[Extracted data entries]
....................

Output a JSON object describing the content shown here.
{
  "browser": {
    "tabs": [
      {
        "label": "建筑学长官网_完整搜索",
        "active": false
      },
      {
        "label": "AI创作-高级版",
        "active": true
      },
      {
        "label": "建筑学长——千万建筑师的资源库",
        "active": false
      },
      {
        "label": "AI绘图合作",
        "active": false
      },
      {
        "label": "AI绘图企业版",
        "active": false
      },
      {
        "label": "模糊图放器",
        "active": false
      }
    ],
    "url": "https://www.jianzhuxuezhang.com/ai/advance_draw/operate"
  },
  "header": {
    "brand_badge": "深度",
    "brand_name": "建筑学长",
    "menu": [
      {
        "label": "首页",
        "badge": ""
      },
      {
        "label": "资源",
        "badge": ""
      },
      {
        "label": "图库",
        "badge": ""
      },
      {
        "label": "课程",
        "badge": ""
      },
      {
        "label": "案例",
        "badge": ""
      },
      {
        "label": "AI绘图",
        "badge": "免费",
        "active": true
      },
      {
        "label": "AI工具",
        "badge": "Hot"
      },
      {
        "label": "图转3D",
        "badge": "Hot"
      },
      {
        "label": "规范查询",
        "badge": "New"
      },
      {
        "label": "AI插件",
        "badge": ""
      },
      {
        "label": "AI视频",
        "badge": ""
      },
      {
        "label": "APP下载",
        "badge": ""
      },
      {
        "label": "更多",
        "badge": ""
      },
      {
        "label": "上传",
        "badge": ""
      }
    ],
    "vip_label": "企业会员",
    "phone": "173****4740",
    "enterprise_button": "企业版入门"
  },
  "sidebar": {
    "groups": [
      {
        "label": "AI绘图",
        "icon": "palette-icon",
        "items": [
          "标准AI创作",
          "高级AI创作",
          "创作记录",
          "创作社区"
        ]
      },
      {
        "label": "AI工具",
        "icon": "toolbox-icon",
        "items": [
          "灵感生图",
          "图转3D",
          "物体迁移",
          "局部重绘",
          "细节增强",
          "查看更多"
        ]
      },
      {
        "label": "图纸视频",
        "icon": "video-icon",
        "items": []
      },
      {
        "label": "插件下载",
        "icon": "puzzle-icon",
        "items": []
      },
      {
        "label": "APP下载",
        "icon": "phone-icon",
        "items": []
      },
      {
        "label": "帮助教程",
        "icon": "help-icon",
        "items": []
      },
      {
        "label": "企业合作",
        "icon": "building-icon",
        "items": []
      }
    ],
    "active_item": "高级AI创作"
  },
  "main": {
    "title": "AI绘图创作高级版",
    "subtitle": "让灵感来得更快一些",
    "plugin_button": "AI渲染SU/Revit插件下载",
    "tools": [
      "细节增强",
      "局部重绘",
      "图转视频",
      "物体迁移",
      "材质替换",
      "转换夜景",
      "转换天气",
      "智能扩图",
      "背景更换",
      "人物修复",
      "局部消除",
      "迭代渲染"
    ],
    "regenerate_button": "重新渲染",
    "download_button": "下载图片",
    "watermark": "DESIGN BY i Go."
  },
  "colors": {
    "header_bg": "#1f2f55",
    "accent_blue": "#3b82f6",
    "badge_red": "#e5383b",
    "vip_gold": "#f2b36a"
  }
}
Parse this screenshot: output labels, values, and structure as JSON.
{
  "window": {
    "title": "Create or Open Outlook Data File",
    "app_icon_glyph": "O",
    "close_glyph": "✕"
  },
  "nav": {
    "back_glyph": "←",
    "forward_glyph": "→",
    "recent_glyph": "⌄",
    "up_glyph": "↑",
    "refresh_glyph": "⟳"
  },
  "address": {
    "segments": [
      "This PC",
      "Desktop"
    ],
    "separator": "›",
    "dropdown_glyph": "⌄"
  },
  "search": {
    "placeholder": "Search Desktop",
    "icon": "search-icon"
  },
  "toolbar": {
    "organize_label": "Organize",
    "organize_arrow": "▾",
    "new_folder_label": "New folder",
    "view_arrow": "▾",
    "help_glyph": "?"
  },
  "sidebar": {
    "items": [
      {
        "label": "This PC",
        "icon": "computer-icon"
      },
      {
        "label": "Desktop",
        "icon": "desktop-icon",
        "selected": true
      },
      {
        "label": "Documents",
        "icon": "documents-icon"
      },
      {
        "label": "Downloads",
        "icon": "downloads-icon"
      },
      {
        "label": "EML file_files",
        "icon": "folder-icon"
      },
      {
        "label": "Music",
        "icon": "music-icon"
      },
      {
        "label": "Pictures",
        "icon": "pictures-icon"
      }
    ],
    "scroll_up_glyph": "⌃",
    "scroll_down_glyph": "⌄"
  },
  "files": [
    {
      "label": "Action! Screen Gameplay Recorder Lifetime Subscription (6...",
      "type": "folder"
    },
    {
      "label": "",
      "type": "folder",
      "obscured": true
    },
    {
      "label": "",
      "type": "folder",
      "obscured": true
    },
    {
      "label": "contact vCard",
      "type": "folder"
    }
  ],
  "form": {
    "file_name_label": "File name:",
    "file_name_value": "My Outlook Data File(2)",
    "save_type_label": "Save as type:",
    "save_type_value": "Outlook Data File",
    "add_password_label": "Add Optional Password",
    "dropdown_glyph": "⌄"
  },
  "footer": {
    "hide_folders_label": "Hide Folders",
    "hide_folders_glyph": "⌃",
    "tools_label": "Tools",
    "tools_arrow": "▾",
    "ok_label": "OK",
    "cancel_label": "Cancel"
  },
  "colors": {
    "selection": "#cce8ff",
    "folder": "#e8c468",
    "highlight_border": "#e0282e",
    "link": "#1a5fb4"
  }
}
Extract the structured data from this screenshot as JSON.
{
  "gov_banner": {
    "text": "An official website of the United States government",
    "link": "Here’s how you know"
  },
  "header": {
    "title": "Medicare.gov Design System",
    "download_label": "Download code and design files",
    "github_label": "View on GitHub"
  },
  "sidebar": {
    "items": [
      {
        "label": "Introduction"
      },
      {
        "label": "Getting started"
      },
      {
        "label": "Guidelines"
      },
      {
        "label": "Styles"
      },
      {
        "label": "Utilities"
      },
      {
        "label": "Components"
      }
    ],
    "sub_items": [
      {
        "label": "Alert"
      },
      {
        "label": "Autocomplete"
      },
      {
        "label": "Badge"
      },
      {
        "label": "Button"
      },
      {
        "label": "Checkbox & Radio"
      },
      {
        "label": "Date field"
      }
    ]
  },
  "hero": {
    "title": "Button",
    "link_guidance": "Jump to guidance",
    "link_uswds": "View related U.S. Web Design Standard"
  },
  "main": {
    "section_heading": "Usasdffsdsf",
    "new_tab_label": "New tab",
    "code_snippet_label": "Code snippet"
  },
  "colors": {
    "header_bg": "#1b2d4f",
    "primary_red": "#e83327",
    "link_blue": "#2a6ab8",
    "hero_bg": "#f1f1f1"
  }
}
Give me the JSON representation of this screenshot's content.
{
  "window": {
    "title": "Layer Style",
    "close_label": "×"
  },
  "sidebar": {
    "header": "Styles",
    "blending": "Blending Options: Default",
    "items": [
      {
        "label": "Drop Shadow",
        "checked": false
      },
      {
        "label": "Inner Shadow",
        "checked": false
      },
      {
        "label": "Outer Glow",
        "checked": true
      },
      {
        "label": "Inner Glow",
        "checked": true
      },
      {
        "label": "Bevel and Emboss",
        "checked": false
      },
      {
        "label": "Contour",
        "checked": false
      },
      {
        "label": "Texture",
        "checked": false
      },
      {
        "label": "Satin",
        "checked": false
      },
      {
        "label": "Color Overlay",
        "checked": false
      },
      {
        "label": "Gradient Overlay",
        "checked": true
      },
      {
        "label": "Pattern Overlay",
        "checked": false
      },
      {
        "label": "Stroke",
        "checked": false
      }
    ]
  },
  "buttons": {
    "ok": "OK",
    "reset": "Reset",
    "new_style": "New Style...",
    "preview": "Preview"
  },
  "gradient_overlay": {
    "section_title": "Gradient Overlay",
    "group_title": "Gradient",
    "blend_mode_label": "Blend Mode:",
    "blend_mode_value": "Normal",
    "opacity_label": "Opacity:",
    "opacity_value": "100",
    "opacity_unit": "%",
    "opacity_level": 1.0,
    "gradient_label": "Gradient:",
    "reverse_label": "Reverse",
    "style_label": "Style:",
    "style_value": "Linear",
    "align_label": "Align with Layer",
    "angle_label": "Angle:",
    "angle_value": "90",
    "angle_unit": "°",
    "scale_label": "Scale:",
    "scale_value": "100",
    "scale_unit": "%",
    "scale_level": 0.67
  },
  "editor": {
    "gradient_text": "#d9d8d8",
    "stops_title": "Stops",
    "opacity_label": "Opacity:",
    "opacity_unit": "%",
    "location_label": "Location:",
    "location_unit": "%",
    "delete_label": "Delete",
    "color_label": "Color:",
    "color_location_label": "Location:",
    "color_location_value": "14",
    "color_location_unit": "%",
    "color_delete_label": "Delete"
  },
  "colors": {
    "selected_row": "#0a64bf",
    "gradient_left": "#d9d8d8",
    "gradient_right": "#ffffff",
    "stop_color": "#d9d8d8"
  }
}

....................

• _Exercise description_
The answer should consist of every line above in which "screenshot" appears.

• _Result of this exercise_
Parse this screenshot: output labels, values, and structure as JSON.
Extract the structured data from this screenshot as JSON.
Give me the JSON representation of this screenshot's content.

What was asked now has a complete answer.